The amateur detective program was designed by teachers at Penrith Valley School, a facility for children with behavioural problems or complex emotional needs who have struggled with mainstream learning.
"A lot of them have had a lot of poor experiences in the classroom so they've got an expectation of failure that they're bringing in," principal Nic Danta said.
"And so the first stage is just to re-build that trust and connect them with education."
Through a series of videos filmed and performed by the school's teachers, the students are briefed on their mission to track down a missing scientist named Dr Stein and recreate his zombie vaccine before an outbreak spreads from the Moon to Earth.
Dressed in protective clothing, they're led to a 'crime scene' complete with gory props where they start searching for clues about the scientist's disappearance.
To crack the case, they'll also need to conduct science experiments and written work along the way.
Mr Danta said the program was aimed improving the students' school work as well as their problem-solving and teamwork skills.
"It's open ended learning so rather than them looking to the teacher for answers they've got to try to solve these problems, which is more what real life is about," he said.
"Having a lot of humour in it to make learning fun and engaging rather than dry and boring is part of it too."
Enthusiastic about learning
Nicole Belmonte's 10-year-old son Leigh moved to Penrith Valley recently.
Ms Belmonte said the school's creative approach was already making a difference to her son's behaviour.
"He didn't feel comfortable, he didn't feel confident, he had severe anxiety, depression and just a general fear that he couldn't handle going to school and that seems to be slowly overcome," she said.
"To see his confidence building and his interaction with other students, to do a full day of school and still be asking 'can I stay, mum', even when it's home time, that's a massive change."
The role of the missing scientist was played by teacher Jake Matthews, who also spent weeks making props and hiding clues.
"I'm a bit of a celebrity, at lunch the kids come up to me and say 'hey, you're Dr Stein'," he said.
He hoped the program would have a positive impact on the students in the longer term.
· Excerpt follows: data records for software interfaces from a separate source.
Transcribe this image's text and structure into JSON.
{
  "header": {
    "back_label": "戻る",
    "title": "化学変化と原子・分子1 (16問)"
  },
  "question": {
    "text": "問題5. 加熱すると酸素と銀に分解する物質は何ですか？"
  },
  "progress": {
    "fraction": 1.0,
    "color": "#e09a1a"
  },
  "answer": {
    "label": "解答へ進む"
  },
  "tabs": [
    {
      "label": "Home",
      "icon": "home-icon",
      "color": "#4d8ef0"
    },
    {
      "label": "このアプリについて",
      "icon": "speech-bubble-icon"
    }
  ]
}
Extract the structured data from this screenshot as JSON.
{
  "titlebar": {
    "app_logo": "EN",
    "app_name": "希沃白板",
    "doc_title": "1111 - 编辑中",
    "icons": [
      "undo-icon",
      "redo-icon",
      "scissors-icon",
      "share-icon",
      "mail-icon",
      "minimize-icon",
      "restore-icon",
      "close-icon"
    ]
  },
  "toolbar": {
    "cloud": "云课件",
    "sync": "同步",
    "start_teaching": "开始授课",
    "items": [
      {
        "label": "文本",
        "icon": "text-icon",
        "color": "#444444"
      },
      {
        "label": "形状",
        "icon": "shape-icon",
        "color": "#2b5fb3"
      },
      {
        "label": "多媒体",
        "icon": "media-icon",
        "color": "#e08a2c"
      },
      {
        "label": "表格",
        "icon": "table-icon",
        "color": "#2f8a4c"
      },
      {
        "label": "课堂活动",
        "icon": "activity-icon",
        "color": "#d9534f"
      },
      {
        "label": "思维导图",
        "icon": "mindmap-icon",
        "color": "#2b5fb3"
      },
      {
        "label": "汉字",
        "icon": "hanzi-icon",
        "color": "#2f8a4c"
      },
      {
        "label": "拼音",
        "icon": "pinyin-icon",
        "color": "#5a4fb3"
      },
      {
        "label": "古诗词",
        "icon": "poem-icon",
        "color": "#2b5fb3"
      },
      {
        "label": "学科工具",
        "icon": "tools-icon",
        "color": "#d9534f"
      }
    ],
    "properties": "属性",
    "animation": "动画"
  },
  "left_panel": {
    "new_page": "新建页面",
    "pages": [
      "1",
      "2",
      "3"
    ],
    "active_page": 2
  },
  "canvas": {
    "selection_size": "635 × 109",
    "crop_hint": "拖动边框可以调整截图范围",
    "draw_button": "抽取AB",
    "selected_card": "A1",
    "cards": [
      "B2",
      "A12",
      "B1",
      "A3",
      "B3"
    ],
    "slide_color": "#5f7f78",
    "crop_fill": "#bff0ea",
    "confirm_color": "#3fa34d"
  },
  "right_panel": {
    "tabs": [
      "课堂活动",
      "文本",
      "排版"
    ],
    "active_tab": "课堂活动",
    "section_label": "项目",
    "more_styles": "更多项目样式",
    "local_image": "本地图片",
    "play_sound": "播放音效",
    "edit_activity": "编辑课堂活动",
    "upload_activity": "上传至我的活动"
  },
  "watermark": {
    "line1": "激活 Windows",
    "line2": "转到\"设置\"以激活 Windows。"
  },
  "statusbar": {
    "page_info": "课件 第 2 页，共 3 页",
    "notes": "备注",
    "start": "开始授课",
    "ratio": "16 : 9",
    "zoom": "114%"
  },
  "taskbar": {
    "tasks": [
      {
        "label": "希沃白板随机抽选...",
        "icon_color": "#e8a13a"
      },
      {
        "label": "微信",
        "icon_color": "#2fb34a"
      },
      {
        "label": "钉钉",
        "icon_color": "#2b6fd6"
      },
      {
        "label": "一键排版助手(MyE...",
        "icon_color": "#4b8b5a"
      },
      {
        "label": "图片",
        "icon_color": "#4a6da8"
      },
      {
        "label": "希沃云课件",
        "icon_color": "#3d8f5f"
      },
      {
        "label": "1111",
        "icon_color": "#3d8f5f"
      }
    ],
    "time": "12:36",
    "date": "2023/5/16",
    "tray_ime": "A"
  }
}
"It's great to see the kids actually be kids, to seem them enthusiastic about learning," Mr Matthews said.
"And for them to know that whether you're on the Moon or whether you're in western Sydney, they can achieve great things."